You are a dancer from a failed alien pop group. You can’t sing or play any instruments, but boy can you dance. You and your manager find yourself on Planet Rhapsody, a stunning planet of blue grass and thrumming music that’s beset by a race of ‘creeps’, aliens that want to destroy music and the melodies you can hear on the wind. Obviously, the mission here is to protect music at all costs, and if you can do that by busting a few moves here and there, all the better!
This is the crux of Rhythm Towers. You must defend a mystical power source called the Algorhythm, which powers up special pads upon which you can build your symphony. Each weapon in your tower defence arsenal is a layer of music – baselines, melodies and all that jazz — that you build up as you play.
Standing on the pad and completing a rhythm-based minigame will build or upgrade your tower. Towers — which tend to have flaming guitars upon them, or something similarly intense — then drop notes (literally, that’s not some sick slang) that you use as currency to build and upgrade your weapons — each one literally adding a new layer of defence to your soundtrack.
Do this enough times and you can protect the Algorhythm from being consumed by this tasteless monsters. You can either do this solo, finding new characters to help alter the way you play, or for those of you prefer to who dance as a troupe, you can play through the game with a friend in ‘duet’ mode, either in couch co-op or online multiplayer.
If you find yourself becoming overwhelmed, you can slow the creeps down by getting in their way and dancing to the soundtrack you just made. This makes the multiplayer particularly interesting, as one player can slow the onslaught as the other builds up their defences to help settle the score.

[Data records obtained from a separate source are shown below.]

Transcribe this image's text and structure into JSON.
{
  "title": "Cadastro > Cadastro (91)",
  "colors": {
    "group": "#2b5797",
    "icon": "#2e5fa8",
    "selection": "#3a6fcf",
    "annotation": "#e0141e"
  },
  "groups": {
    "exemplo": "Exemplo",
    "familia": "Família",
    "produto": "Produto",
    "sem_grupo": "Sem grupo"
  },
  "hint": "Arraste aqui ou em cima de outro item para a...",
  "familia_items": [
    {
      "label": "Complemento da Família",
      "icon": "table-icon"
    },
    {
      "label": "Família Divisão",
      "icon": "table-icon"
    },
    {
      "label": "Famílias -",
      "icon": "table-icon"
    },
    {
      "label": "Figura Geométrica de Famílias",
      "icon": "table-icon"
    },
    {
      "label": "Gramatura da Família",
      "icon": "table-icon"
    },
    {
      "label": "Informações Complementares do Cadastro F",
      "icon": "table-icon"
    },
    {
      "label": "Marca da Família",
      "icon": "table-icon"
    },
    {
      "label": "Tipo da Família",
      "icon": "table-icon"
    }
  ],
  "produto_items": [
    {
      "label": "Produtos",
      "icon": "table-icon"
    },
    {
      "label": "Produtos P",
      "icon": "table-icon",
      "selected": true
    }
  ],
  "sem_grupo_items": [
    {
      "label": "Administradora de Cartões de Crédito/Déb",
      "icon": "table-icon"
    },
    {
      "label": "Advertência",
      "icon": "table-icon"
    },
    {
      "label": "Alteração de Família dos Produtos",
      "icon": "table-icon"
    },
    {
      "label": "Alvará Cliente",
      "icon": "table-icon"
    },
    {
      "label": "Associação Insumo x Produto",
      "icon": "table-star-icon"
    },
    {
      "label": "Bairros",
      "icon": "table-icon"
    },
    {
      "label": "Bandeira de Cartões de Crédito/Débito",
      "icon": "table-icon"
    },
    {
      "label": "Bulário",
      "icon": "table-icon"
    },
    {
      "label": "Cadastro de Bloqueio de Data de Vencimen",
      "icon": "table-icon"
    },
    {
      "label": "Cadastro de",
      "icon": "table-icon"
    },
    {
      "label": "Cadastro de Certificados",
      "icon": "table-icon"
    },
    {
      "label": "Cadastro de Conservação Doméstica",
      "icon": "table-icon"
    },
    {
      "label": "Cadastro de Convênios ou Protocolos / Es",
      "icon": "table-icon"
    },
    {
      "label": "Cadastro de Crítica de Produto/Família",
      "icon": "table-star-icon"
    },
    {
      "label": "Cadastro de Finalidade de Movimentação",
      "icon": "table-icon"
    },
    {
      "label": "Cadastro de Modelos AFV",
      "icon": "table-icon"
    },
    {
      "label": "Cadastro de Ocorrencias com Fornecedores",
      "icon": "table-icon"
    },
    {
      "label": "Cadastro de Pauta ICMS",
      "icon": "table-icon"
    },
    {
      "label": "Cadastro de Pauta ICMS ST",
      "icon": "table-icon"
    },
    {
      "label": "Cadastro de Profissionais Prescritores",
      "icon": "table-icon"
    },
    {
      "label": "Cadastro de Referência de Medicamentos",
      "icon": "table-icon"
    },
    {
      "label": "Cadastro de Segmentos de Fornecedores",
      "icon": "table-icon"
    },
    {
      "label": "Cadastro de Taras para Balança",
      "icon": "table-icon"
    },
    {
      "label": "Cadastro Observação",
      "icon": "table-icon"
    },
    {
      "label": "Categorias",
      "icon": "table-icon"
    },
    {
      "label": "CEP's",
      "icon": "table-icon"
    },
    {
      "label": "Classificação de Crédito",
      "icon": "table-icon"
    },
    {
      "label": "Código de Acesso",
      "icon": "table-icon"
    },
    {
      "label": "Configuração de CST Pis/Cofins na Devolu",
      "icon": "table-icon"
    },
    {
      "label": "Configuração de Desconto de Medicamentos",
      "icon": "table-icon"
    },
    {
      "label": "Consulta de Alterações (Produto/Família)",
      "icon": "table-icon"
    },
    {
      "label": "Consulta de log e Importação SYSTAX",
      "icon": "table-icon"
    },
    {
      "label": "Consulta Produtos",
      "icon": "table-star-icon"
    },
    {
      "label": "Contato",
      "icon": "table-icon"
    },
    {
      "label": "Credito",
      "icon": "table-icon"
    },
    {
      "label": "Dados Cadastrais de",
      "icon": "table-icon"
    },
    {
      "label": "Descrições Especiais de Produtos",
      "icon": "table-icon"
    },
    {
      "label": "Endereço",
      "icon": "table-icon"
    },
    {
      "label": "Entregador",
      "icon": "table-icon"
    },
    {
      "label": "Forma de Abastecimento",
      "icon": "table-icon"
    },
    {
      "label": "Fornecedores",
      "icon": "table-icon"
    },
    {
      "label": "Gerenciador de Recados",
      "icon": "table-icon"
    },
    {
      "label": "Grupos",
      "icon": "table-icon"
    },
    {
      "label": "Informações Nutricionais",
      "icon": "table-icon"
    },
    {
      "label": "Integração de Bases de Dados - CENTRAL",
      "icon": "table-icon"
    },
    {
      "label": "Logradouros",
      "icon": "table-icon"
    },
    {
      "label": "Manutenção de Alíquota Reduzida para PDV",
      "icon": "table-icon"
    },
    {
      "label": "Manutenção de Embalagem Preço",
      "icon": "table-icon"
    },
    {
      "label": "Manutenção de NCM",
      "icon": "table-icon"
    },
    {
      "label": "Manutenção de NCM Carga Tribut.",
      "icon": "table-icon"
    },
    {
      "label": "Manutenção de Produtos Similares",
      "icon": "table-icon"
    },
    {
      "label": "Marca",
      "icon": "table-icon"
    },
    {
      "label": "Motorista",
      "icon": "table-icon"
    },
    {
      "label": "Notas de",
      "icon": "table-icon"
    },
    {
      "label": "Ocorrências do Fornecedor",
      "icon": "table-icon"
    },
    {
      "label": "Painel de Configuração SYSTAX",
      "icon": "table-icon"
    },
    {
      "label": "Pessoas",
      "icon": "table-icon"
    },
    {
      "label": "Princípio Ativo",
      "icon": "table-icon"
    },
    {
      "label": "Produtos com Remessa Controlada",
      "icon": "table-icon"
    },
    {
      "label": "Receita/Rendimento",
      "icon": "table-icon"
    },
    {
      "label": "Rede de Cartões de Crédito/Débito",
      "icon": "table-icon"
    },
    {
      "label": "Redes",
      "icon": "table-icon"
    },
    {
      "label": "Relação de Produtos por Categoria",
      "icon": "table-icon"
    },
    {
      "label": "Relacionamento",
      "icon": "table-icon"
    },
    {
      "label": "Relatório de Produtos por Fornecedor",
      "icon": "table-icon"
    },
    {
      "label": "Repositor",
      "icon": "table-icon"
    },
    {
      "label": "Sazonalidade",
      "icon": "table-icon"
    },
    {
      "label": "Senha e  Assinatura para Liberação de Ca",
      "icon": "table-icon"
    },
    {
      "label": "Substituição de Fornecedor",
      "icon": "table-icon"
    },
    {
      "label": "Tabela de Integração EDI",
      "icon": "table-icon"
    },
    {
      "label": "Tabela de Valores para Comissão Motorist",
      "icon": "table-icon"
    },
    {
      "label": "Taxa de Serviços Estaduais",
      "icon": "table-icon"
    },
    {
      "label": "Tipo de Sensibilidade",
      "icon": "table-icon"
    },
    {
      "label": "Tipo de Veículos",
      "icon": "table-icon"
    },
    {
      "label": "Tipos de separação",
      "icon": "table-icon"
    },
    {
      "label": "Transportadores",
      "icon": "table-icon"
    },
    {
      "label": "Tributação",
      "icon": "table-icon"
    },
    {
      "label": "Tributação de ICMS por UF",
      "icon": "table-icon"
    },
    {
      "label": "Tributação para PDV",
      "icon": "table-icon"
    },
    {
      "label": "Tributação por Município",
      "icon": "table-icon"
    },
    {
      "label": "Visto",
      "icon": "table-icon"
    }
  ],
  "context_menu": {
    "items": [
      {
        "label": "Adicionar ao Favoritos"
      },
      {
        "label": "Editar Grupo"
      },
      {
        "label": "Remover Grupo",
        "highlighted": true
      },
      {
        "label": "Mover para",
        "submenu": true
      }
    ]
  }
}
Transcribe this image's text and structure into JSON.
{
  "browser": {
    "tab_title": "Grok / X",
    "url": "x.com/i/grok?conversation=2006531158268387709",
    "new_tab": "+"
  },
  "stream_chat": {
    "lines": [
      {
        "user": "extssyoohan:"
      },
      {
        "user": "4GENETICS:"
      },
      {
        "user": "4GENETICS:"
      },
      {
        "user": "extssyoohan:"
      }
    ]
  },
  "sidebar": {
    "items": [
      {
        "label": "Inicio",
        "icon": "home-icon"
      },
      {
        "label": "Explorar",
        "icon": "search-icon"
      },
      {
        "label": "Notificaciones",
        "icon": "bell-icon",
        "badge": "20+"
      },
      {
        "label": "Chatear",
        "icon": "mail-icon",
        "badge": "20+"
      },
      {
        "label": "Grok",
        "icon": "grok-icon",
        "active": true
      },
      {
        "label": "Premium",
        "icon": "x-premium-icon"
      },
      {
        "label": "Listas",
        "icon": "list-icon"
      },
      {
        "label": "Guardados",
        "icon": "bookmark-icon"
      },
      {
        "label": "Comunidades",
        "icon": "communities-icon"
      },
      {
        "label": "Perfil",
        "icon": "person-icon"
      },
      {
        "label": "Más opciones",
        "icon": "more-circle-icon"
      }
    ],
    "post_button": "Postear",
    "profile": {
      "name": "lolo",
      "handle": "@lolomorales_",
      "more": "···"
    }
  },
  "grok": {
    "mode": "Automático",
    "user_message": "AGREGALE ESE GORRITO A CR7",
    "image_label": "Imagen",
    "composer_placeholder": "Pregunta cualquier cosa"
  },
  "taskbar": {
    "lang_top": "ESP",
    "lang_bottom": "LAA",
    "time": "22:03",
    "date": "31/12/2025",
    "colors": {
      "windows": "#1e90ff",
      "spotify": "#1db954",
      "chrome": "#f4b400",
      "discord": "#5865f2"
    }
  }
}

Rhythm Tower is somehow more than just the sum of its two parts, and what indie developer Innoloop has made here is truly a fantastic take on both genres. The build at EGX has a more groovy hip-hop vibe to it, but the full game, which will hopefully be out next year on PC, promises to explore a range of genres and styles.